Stored data entries
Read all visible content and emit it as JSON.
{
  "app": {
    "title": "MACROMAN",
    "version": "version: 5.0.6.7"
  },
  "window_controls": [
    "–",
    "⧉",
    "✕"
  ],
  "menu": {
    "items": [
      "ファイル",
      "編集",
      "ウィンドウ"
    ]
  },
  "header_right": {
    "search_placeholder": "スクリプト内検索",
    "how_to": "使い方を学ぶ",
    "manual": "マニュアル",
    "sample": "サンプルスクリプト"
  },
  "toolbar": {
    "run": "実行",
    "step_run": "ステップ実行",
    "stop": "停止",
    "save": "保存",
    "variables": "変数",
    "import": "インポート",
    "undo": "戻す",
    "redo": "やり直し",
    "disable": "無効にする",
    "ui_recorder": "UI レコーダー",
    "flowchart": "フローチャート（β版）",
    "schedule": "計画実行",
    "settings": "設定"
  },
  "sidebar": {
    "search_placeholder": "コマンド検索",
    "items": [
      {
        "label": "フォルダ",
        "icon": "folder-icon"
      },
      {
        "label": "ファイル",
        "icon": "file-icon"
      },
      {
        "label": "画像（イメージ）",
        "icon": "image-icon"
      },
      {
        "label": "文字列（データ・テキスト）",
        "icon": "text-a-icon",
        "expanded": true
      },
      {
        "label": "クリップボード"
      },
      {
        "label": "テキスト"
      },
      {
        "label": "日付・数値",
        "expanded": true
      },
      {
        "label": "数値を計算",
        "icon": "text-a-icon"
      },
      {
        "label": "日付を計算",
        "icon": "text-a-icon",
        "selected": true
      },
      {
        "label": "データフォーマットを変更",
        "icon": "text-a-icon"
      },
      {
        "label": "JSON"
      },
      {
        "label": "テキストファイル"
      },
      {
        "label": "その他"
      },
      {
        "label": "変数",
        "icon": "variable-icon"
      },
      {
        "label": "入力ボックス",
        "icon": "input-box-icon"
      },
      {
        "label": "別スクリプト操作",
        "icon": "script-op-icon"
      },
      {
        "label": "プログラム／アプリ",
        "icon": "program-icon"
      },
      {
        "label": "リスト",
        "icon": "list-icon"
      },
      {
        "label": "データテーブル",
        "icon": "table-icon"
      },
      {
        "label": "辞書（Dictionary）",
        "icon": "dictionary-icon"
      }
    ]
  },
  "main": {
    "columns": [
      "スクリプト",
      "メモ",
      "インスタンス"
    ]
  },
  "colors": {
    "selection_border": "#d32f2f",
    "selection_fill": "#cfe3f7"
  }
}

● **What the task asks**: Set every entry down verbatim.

● **Result of the task**:
Read all visible content and emit it as JSON.
{
  "app": {
    "title": "MACROMAN",
    "version": "version: 5.0.6.7"
  },
  "window_controls": [
    "–",
    "⧉",
    "✕"
  ],
  "menu": {
    "items": [
      "ファイル",
      "編集",
      "ウィンドウ"
    ]
  },
  "header_right": {
    "search_placeholder": "スクリプト内検索",
    "how_to": "使い方を学ぶ",
    "manual": "マニュアル",
    "sample": "サンプルスクリプト"
  },
  "toolbar": {
    "run": "実行",
    "step_run": "ステップ実行",
    "stop": "停止",
    "save": "保存",
    "variables": "変数",
    "import": "インポート",
    "undo": "戻す",
    "redo": "やり直し",
    "disable": "無効にする",
    "ui_recorder": "UI レコーダー",
    "flowchart": "フローチャート（β版）",
    "schedule": "計画実行",
    "settings": "設定"
  },
  "sidebar": {
    "search_placeholder": "コマンド検索",
    "items": [
      {
        "label": "フォルダ",
        "icon": "folder-icon"
      },
      {
        "label": "ファイル",
        "icon": "file-icon"
      },
      {
        "label": "画像（イメージ）",
        "icon": "image-icon"
      },
      {
        "label": "文字列（データ・テキスト）",
        "icon": "text-a-icon",
        "expanded": true
      },
      {
        "label": "クリップボード"
      },
      {
        "label": "テキスト"
      },
      {
        "label": "日付・数値",
        "expanded": true
      },
      {
        "label": "数値を計算",
        "icon": "text-a-icon"
      },
      {
        "label": "日付を計算",
        "icon": "text-a-icon",
        "selected": true
      },
      {
        "label": "データフォーマットを変更",
        "icon": "text-a-icon"
      },
      {
        "label": "JSON"
      },
      {
        "label": "テキストファイル"
      },
      {
        "label": "その他"
      },
      {
        "label": "変数",
        "icon": "variable-icon"
      },
      {
        "label": "入力ボックス",
        "icon": "input-box-icon"
      },
      {
        "label": "別スクリプト操作",
        "icon": "script-op-icon"
      },
      {
        "label": "プログラム／アプリ",
        "icon": "program-icon"
      },
      {
        "label": "リスト",
        "icon": "list-icon"
      },
      {
        "label": "データテーブル",
        "icon": "table-icon"
      },
      {
        "label": "辞書（Dictionary）",
        "icon": "dictionary-icon"
      }
    ]
  },
  "main": {
    "columns": [
      "スクリプト",
      "メモ",
      "インスタンス"
    ]
  },
  "colors": {
    "selection_border": "#d32f2f",
    "selection_fill": "#cfe3f7"
  }
}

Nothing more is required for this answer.